We are honoured to have been featured and interviewed in a range of newspapers, magazines, and academic journals.
"And as we pointed out in the print edition in November, British academics and their students has lead the way in rethinking how economics should be taught. A project led by Wendy Carlin, an economics professor at University College London, is developing a new curriculum putting an emphasis on real-world applications of economics, that will be offered to economics students later this year. And student groups across the country are advocating a change in a way economics is taught, such as the Post-Crash Economics Society in Manchester, Rethinking Economics in London and the Cambridge Society for Economic Pluralism at Cambridge University.
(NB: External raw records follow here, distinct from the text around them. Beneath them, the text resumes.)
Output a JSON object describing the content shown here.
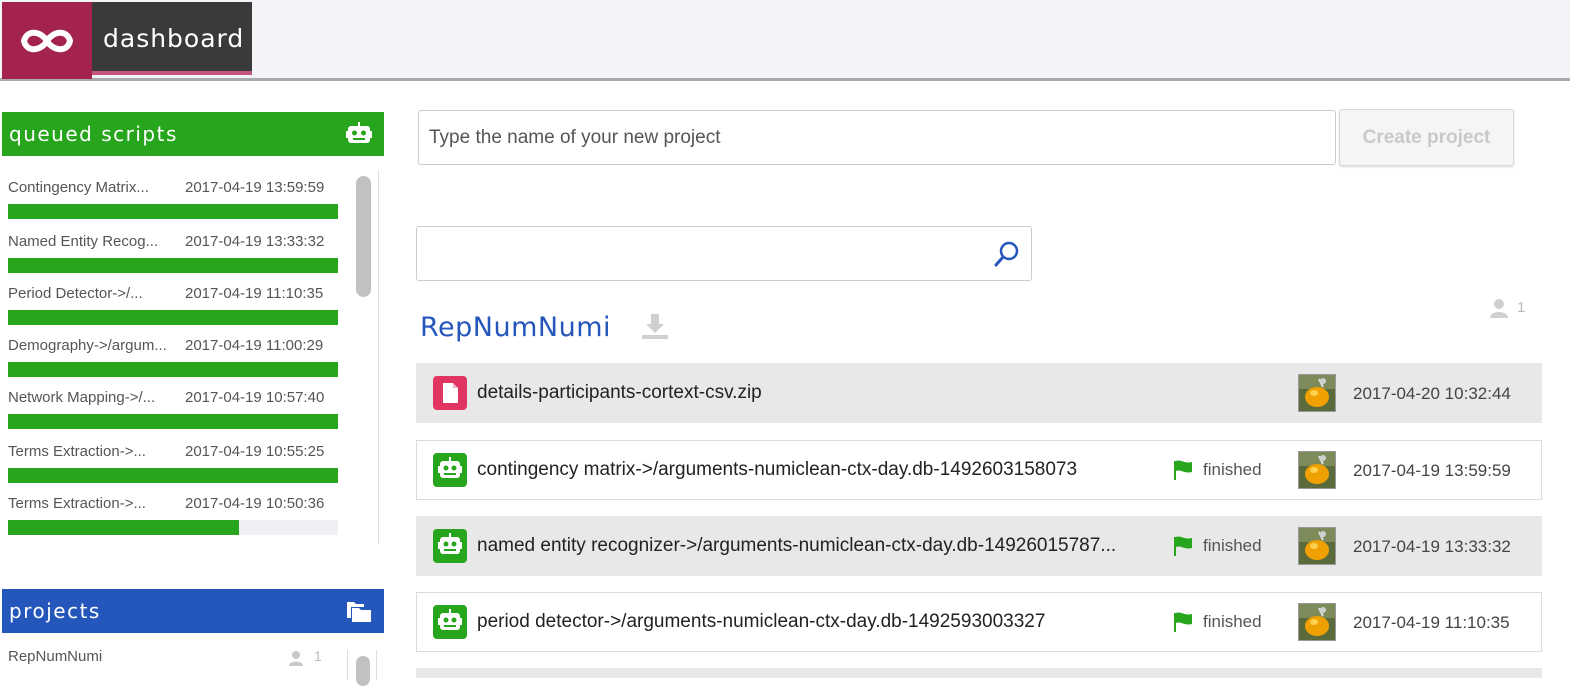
{
  "topbar": {
    "logo_icon": "infinity-logo-icon",
    "brand": "dashboard",
    "brand_color": "#a4234c"
  },
  "queued": {
    "title": "queued scripts",
    "icon": "robot-icon",
    "color": "#27a61d",
    "items": [
      {
        "name": "Contingency Matrix...",
        "time": "2017-04-19 13:59:59",
        "progress": 1.0
      },
      {
        "name": "Named Entity Recog...",
        "time": "2017-04-19 13:33:32",
        "progress": 1.0
      },
      {
        "name": "Period Detector->/...",
        "time": "2017-04-19 11:10:35",
        "progress": 1.0
      },
      {
        "name": "Demography->/argum...",
        "time": "2017-04-19 11:00:29",
        "progress": 1.0
      },
      {
        "name": "Network Mapping->/...",
        "time": "2017-04-19 10:57:40",
        "progress": 1.0
      },
      {
        "name": "Terms Extraction->...",
        "time": "2017-04-19 10:55:25",
        "progress": 1.0
      },
      {
        "name": "Terms Extraction->...",
        "time": "2017-04-19 10:50:36",
        "progress": 0.7
      }
    ]
  },
  "projects_panel": {
    "title": "projects",
    "icon": "folders-icon",
    "color": "#2456bb",
    "items": [
      {
        "name": "RepNumNumi",
        "members": "1"
      }
    ]
  },
  "new_project": {
    "placeholder": "Type the name of your new project",
    "button": "Create project"
  },
  "search": {
    "value": "",
    "icon": "search-icon"
  },
  "project": {
    "title": "RepNumNumi",
    "members": "1",
    "files": [
      {
        "name": "details-participants-cortext-csv.zip",
        "type": "file",
        "status": "",
        "time": "2017-04-20 10:32:44"
      },
      {
        "name": "contingency matrix->/arguments-numiclean-ctx-day.db-1492603158073",
        "type": "script",
        "status": "finished",
        "time": "2017-04-19 13:59:59"
      },
      {
        "name": "named entity recognizer->/arguments-numiclean-ctx-day.db-14926015787...",
        "type": "script",
        "status": "finished",
        "time": "2017-04-19 13:33:32"
      },
      {
        "name": "period detector->/arguments-numiclean-ctx-day.db-1492593003327",
        "type": "script",
        "status": "finished",
        "time": "2017-04-19 11:10:35"
      }
    ]
  }
}
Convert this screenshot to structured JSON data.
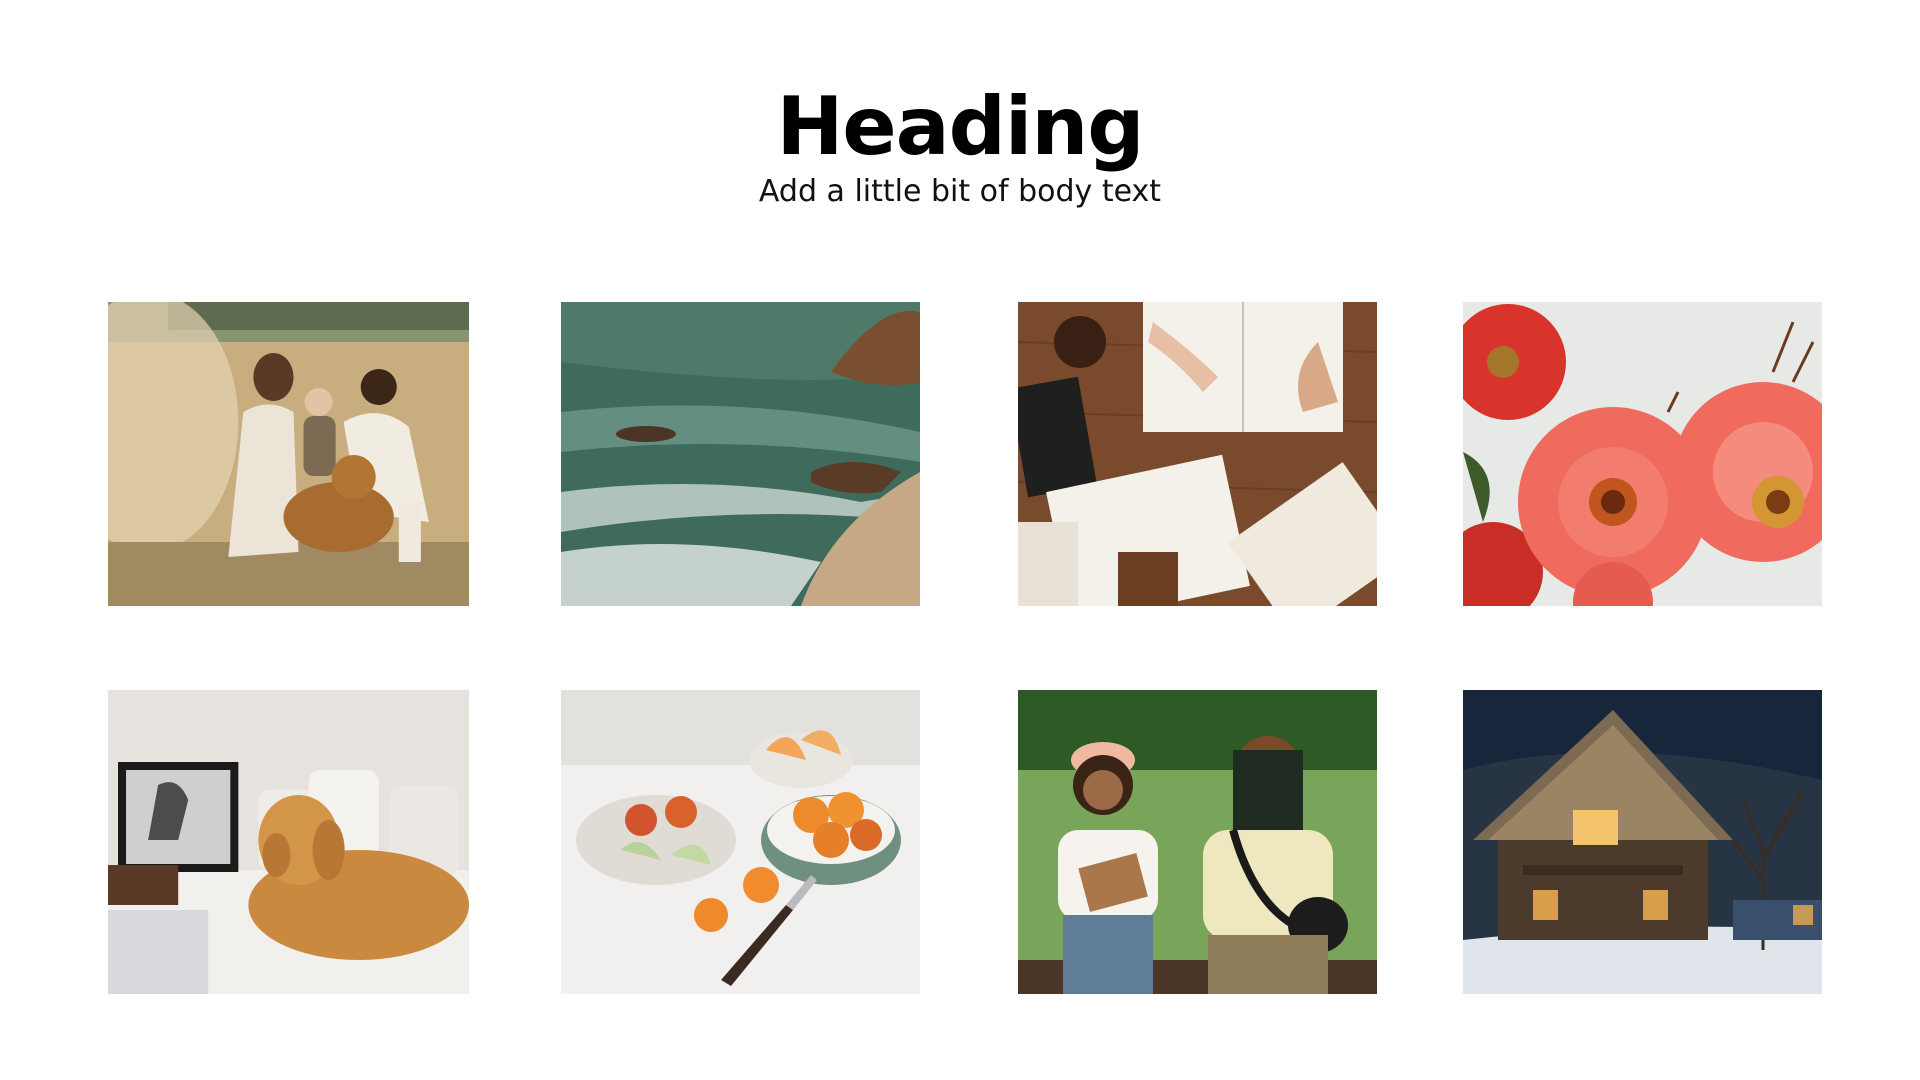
{
  "header": {
    "title": "Heading",
    "subtitle": "Add a little bit of body text"
  },
  "gallery": {
    "items": [
      {
        "icon": "photo-family-with-dog"
      },
      {
        "icon": "photo-ocean-shore"
      },
      {
        "icon": "photo-open-books-on-table"
      },
      {
        "icon": "photo-pink-zinnia-flowers"
      },
      {
        "icon": "photo-golden-retriever-on-bed"
      },
      {
        "icon": "photo-fruit-on-table"
      },
      {
        "icon": "photo-two-friends-reading"
      },
      {
        "icon": "photo-cabin-at-night"
      }
    ]
  },
  "colors": {
    "background": "#ffffff",
    "heading": "#000000"
  }
}
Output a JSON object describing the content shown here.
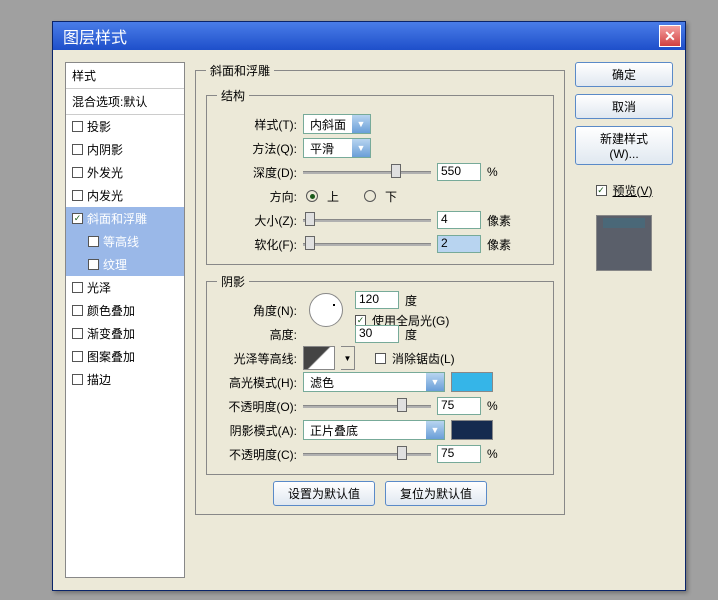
{
  "title": "图层样式",
  "sidebar": {
    "header": "样式",
    "blending": "混合选项:默认",
    "items": [
      {
        "label": "投影",
        "checked": false
      },
      {
        "label": "内阴影",
        "checked": false
      },
      {
        "label": "外发光",
        "checked": false
      },
      {
        "label": "内发光",
        "checked": false
      },
      {
        "label": "斜面和浮雕",
        "checked": true,
        "selected": true
      },
      {
        "label": "等高线",
        "checked": false,
        "child": true,
        "selected": true
      },
      {
        "label": "纹理",
        "checked": false,
        "child": true,
        "selected": true
      },
      {
        "label": "光泽",
        "checked": false
      },
      {
        "label": "颜色叠加",
        "checked": false
      },
      {
        "label": "渐变叠加",
        "checked": false
      },
      {
        "label": "图案叠加",
        "checked": false
      },
      {
        "label": "描边",
        "checked": false
      }
    ]
  },
  "section": {
    "name": "斜面和浮雕",
    "structure": {
      "legend": "结构",
      "style_label": "样式(T):",
      "style_value": "内斜面",
      "method_label": "方法(Q):",
      "method_value": "平滑",
      "depth_label": "深度(D):",
      "depth_value": "550",
      "pct": "%",
      "direction_label": "方向:",
      "up": "上",
      "down": "下",
      "size_label": "大小(Z):",
      "size_value": "4",
      "px": "像素",
      "soften_label": "软化(F):",
      "soften_value": "2"
    },
    "shading": {
      "legend": "阴影",
      "angle_label": "角度(N):",
      "angle_value": "120",
      "deg": "度",
      "use_global": "使用全局光(G)",
      "altitude_label": "高度:",
      "altitude_value": "30",
      "contour_label": "光泽等高线:",
      "anti_alias": "消除锯齿(L)",
      "highlight_mode_label": "高光模式(H):",
      "highlight_mode_value": "滤色",
      "highlight_color": "#35b5e8",
      "opacity1_label": "不透明度(O):",
      "opacity1_value": "75",
      "shadow_mode_label": "阴影模式(A):",
      "shadow_mode_value": "正片叠底",
      "shadow_color": "#152a4f",
      "opacity2_label": "不透明度(C):",
      "opacity2_value": "75"
    },
    "buttons": {
      "set_default": "设置为默认值",
      "reset_default": "复位为默认值"
    }
  },
  "actions": {
    "ok": "确定",
    "cancel": "取消",
    "new_style": "新建样式(W)...",
    "preview": "预览(V)"
  }
}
Britain's economics departments may have gone into decline in the past, but the fighting spirit is there to do better in the future."
"As a result of Universities’ failure to equip economics undergraduates with an understanding of the real world, students have responded by forming societies that petition for changes in the syllabus. Cambridge University students are advocating to change the way economics is taught through their Society for Economic Pluralism. The Cambridge Society for Economic Pluralism (CSEP) is a student-run society that organises talks and discussions to encourage debate between different schools of Economic thought and engage with current policy issues. The society was founded in 2011 by three economics students. It now boasts over 600 members from various disciplines. In the last two years the society organised over 25 events, inviting renowned economists such as Steve Keen, Nicholas Crafts and are expecting Andrew Haldane, the Executive Director of Financial Stability, from the Bank of England in the near future."
"More recently, the students have become more vocal. Vigorous movements have sprung up demanding reform of the mainstream curriculum – from the Post-Crash Economics Society in Manchester and the Cambridge Society for Economic Pluralism to the Glasgow University Real World Economics Society and the international Rethinking Economics. These groups say that economics as it is taught in universities does not respect classical academic values of pluralism and intellectual freedom – and so, it has become a self-referential catechism rather than an engine for understanding the economic world."
"This makes the work of young economists at, for example, Rethinking Economics, the Cambridge Society for Economic Pluralism, and the New Economic Forum so important. Since 2008, students have made real headway in challenging the dominant neoclassical paradigm within economics as an academic discipline. Clear curricular shifts and institutional drift are observable within the nitty-gritty play-by-play of departmental syllabus reform."